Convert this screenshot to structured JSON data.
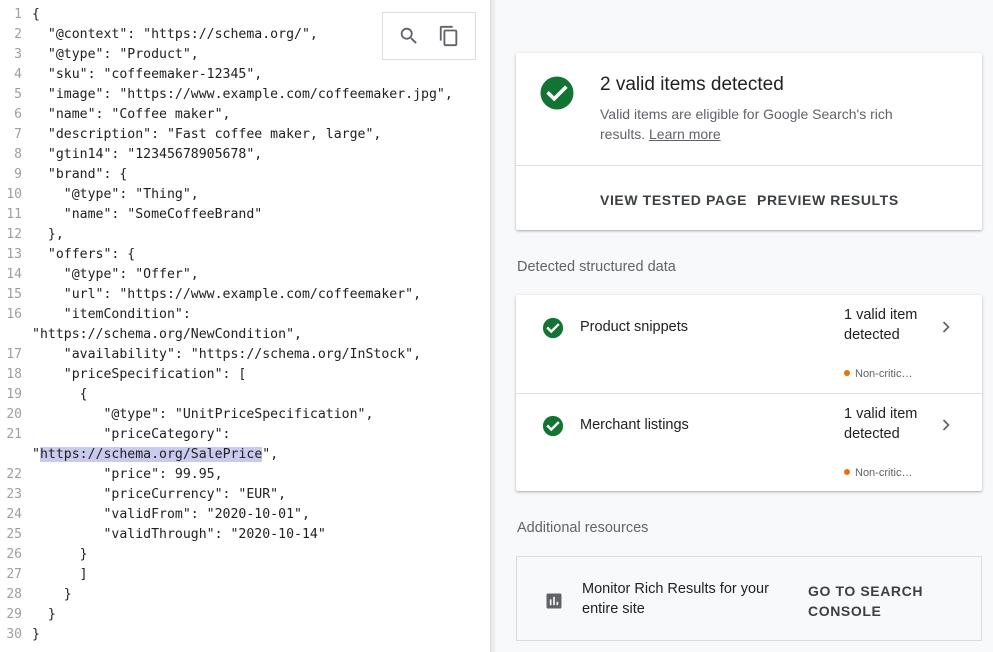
{
  "code": {
    "lines": [
      {
        "n": "1",
        "segments": [
          {
            "t": "{"
          }
        ]
      },
      {
        "n": "2",
        "segments": [
          {
            "t": "  \"@context\": \"https://schema.org/\","
          }
        ]
      },
      {
        "n": "3",
        "segments": [
          {
            "t": "  \"@type\": \"Product\","
          }
        ]
      },
      {
        "n": "4",
        "segments": [
          {
            "t": "  \"sku\": \"coffeemaker-12345\","
          }
        ]
      },
      {
        "n": "5",
        "segments": [
          {
            "t": "  \"image\": \"https://www.example.com/coffeemaker.jpg\","
          }
        ]
      },
      {
        "n": "6",
        "segments": [
          {
            "t": "  \"name\": \"Coffee maker\","
          }
        ]
      },
      {
        "n": "7",
        "segments": [
          {
            "t": "  \"description\": \"Fast coffee maker, large\","
          }
        ]
      },
      {
        "n": "8",
        "segments": [
          {
            "t": "  \"gtin14\": \"12345678905678\","
          }
        ]
      },
      {
        "n": "9",
        "segments": [
          {
            "t": "  \"brand\": {"
          }
        ]
      },
      {
        "n": "10",
        "segments": [
          {
            "t": "    \"@type\": \"Thing\","
          }
        ]
      },
      {
        "n": "11",
        "segments": [
          {
            "t": "    \"name\": \"SomeCoffeeBrand\""
          }
        ]
      },
      {
        "n": "12",
        "segments": [
          {
            "t": "  },"
          }
        ]
      },
      {
        "n": "13",
        "segments": [
          {
            "t": "  \"offers\": {"
          }
        ]
      },
      {
        "n": "14",
        "segments": [
          {
            "t": "    \"@type\": \"Offer\","
          }
        ]
      },
      {
        "n": "15",
        "segments": [
          {
            "t": "    \"url\": \"https://www.example.com/coffeemaker\","
          }
        ]
      },
      {
        "n": "16",
        "segments": [
          {
            "t": "    \"itemCondition\":"
          }
        ]
      },
      {
        "n": "",
        "segments": [
          {
            "t": "\"https://schema.org/NewCondition\","
          }
        ]
      },
      {
        "n": "17",
        "segments": [
          {
            "t": "    \"availability\": \"https://schema.org/InStock\","
          }
        ]
      },
      {
        "n": "18",
        "segments": [
          {
            "t": "    \"priceSpecification\": ["
          }
        ]
      },
      {
        "n": "19",
        "segments": [
          {
            "t": "      {"
          }
        ]
      },
      {
        "n": "20",
        "segments": [
          {
            "t": "         \"@type\": \"UnitPriceSpecification\","
          }
        ]
      },
      {
        "n": "21",
        "segments": [
          {
            "t": "         \"priceCategory\":"
          }
        ]
      },
      {
        "n": "",
        "segments": [
          {
            "t": "\""
          },
          {
            "t": "https://schema.org/SalePrice",
            "hl": true
          },
          {
            "t": "\","
          }
        ]
      },
      {
        "n": "22",
        "segments": [
          {
            "t": "         \"price\": 99.95,"
          }
        ]
      },
      {
        "n": "23",
        "segments": [
          {
            "t": "         \"priceCurrency\": \"EUR\","
          }
        ]
      },
      {
        "n": "24",
        "segments": [
          {
            "t": "         \"validFrom\": \"2020-10-01\","
          }
        ]
      },
      {
        "n": "25",
        "segments": [
          {
            "t": "         \"validThrough\": \"2020-10-14\""
          }
        ]
      },
      {
        "n": "26",
        "segments": [
          {
            "t": "      }"
          }
        ]
      },
      {
        "n": "27",
        "segments": [
          {
            "t": "      ]"
          }
        ]
      },
      {
        "n": "28",
        "segments": [
          {
            "t": "    }"
          }
        ]
      },
      {
        "n": "29",
        "segments": [
          {
            "t": "  }"
          }
        ]
      },
      {
        "n": "30",
        "segments": [
          {
            "t": "}"
          }
        ]
      }
    ],
    "toolbar": {
      "search_icon": "search-icon",
      "copy_icon": "copy-icon"
    }
  },
  "summary": {
    "title": "2 valid items detected",
    "desc_prefix": "Valid items are eligible for Google Search's rich results. ",
    "learn_more": "Learn more",
    "view_tested_page": "VIEW TESTED PAGE",
    "preview_results": "PREVIEW RESULTS",
    "check_color": "#137333"
  },
  "detected": {
    "heading": "Detected structured data",
    "items": [
      {
        "name": "Product snippets",
        "status": "1 valid item detected",
        "warning": "Non-critic…"
      },
      {
        "name": "Merchant listings",
        "status": "1 valid item detected",
        "warning": "Non-critic…"
      }
    ]
  },
  "additional": {
    "heading": "Additional resources",
    "monitor_text": "Monitor Rich Results for your entire site",
    "go_search_console": "GO TO SEARCH CONSOLE",
    "icon": "bar-chart-icon"
  }
}
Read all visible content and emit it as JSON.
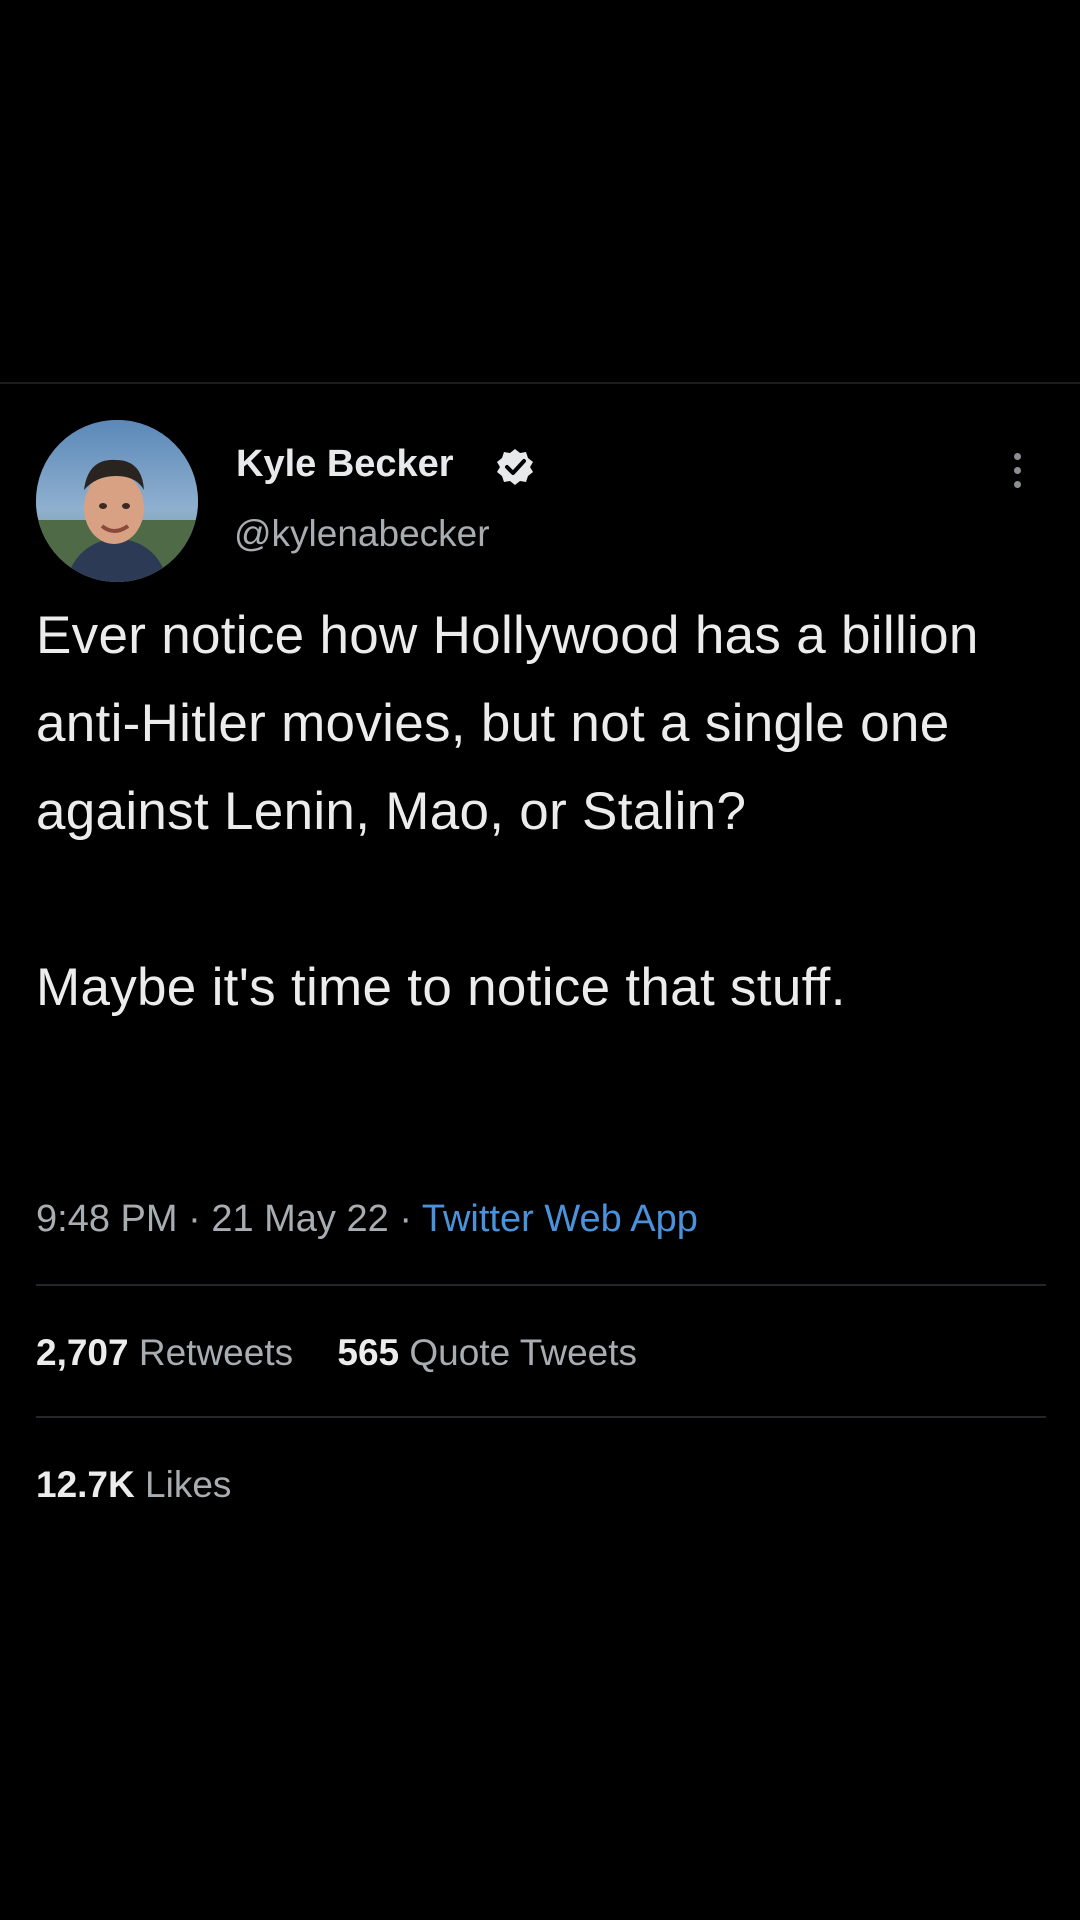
{
  "author": {
    "display_name": "Kyle Becker",
    "handle": "@kylenabecker",
    "verified_badge_icon": "verified-check-icon",
    "avatar_icon": "avatar-photo"
  },
  "more_icon": "more-vertical-icon",
  "tweet": {
    "paragraphs": [
      "Ever notice how Hollywood has a billion anti-Hitler movies, but not a single one against Lenin, Mao, or Stalin?",
      "Maybe it's time to notice that stuff."
    ],
    "time": "9:48 PM",
    "separator": "·",
    "date": "21 May 22",
    "source": "Twitter Web App"
  },
  "stats": {
    "retweets_count": "2,707",
    "retweets_label": "Retweets",
    "quotes_count": "565",
    "quotes_label": "Quote Tweets",
    "likes_count": "12.7K",
    "likes_label": "Likes"
  },
  "colors": {
    "background": "#000000",
    "primary_text": "#e7e9ea",
    "secondary_text": "#a8adb2",
    "link": "#4a93dc",
    "divider": "#24272a"
  }
}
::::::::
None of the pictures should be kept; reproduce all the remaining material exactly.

Convert this screenshot to structured JSON data.
{
  "code": {
    "lines": [
      {
        "n": "1",
        "segments": [
          {
            "t": "{"
          }
        ]
      },
      {
        "n": "2",
        "segments": [
          {
            "t": "  \"@context\": \"https://schema.org/\","
          }
        ]
      },
      {
        "n": "3",
        "segments": [
          {
            "t": "  \"@type\": \"Product\","
          }
        ]
      },
      {
        "n": "4",
        "segments": [
          {
            "t": "  \"sku\": \"coffeemaker-12345\","
          }
        ]
      },
      {
        "n": "5",
        "segments": [
          {
            "t": "  \"image\": \"https://www.example.com/coffeemaker.jpg\","
          }
        ]
      },
      {
        "n": "6",
        "segments": [
          {
            "t": "  \"name\": \"Coffee maker\","
          }
        ]
      },
      {
        "n": "7",
        "segments": [
          {
            "t": "  \"description\": \"Fast coffee maker, large\","
          }
        ]
      },
      {
        "n": "8",
        "segments": [
          {
            "t": "  \"gtin14\": \"12345678905678\","
          }
        ]
      },
      {
        "n": "9",
        "segments": [
          {
            "t": "  \"brand\": {"
          }
        ]
      },
      {
        "n": "10",
        "segments": [
          {
            "t": "    \"@type\": \"Thing\","
          }
        ]
      },
      {
        "n": "11",
        "segments": [
          {
            "t": "    \"name\": \"SomeCoffeeBrand\""
          }
        ]
      },
      {
        "n": "12",
        "segments": [
          {
            "t": "  },"
          }
        ]
      },
      {
        "n": "13",
        "segments": [
          {
            "t": "  \"offers\": {"
          }
        ]
      },
      {
        "n": "14",
        "segments": [
          {
            "t": "    \"@type\": \"Offer\","
          }
        ]
      },
      {
        "n": "15",
        "segments": [
          {
            "t": "    \"url\": \"https://www.example.com/coffeemaker\","
          }
        ]
      },
      {
        "n": "16",
        "segments": [
          {
            "t": "    \"itemCondition\":"
          }
        ]
      },
      {
        "n": "",
        "segments": [
          {
            "t": "\"https://schema.org/NewCondition\","
          }
        ]
      },
      {
        "n": "17",
        "segments": [
          {
            "t": "    \"availability\": \"https://schema.org/InStock\","
          }
        ]
      },
      {
        "n": "18",
        "segments": [
          {
            "t": "    \"priceSpecification\": ["
          }
        ]
      },
      {
        "n": "19",
        "segments": [
          {
            "t": "      {"
          }
        ]
      },
      {
        "n": "20",
        "segments": [
          {
            "t": "         \"@type\": \"UnitPriceSpecification\","
          }
        ]
      },
      {
        "n": "21",
        "segments": [
          {
            "t": "         \"priceCategory\":"
          }
        ]
      },
      {
        "n": "",
        "segments": [
          {
            "t": "\""
          },
          {
            "t": "https://schema.org/SalePrice",
            "hl": true
          },
          {
            "t": "\","
          }
        ]
      },
      {
        "n": "22",
        "segments": [
          {
            "t": "         \"price\": 99.95,"
          }
        ]
      },
      {
        "n": "23",
        "segments": [
          {
            "t": "         \"priceCurrency\": \"EUR\","
          }
        ]
      },
      {
        "n": "24",
        "segments": [
          {
            "t": "         \"validFrom\": \"2020-10-01\","
          }
        ]
      },
      {
        "n": "25",
        "segments": [
          {
            "t": "         \"validThrough\": \"2020-10-14\""
          }
        ]
      },
      {
        "n": "26",
        "segments": [
          {
            "t": "      }"
          }
        ]
      },
      {
        "n": "27",
        "segments": [
          {
            "t": "      ]"
          }
        ]
      },
      {
        "n": "28",
        "segments": [
          {
            "t": "    }"
          }
        ]
      },
      {
        "n": "29",
        "segments": [
          {
            "t": "  }"
          }
        ]
      },
      {
        "n": "30",
        "segments": [
          {
            "t": "}"
          }
        ]
      }
    ],
    "toolbar": {
      "search_icon": "search-icon",
      "copy_icon": "copy-icon"
    }
  },
  "summary": {
    "title": "2 valid items detected",
    "desc_prefix": "Valid items are eligible for Google Search's rich results. ",
    "learn_more": "Learn more",
    "view_tested_page": "VIEW TESTED PAGE",
    "preview_results": "PREVIEW RESULTS",
    "check_color": "#137333"
  },
  "detected": {
    "heading": "Detected structured data",
    "items": [
      {
        "name": "Product snippets",
        "status": "1 valid item detected",
        "warning": "Non-critic…"
      },
      {
        "name": "Merchant listings",
        "status": "1 valid item detected",
        "warning": "Non-critic…"
      }
    ]
  },
  "additional": {
    "heading": "Additional resources",
    "monitor_text": "Monitor Rich Results for your entire site",
    "go_search_console": "GO TO SEARCH CONSOLE",
    "icon": "bar-chart-icon"
  }
}
Read all visible content and emit it as JSON.
{
  "author": {
    "display_name": "Kyle Becker",
    "handle": "@kylenabecker",
    "verified_badge_icon": "verified-check-icon",
    "avatar_icon": "avatar-photo"
  },
  "more_icon": "more-vertical-icon",
  "tweet": {
    "paragraphs": [
      "Ever notice how Hollywood has a billion anti-Hitler movies, but not a single one against Lenin, Mao, or Stalin?",
      "Maybe it's time to notice that stuff."
    ],
    "time": "9:48 PM",
    "separator": "·",
    "date": "21 May 22",
    "source": "Twitter Web App"
  },
  "stats": {
    "retweets_count": "2,707",
    "retweets_label": "Retweets",
    "quotes_count": "565",
    "quotes_label": "Quote Tweets",
    "likes_count": "12.7K",
    "likes_label": "Likes"
  },
  "colors": {
    "background": "#000000",
    "primary_text": "#e7e9ea",
    "secondary_text": "#a8adb2",
    "link": "#4a93dc",
    "divider": "#24272a"
  }
}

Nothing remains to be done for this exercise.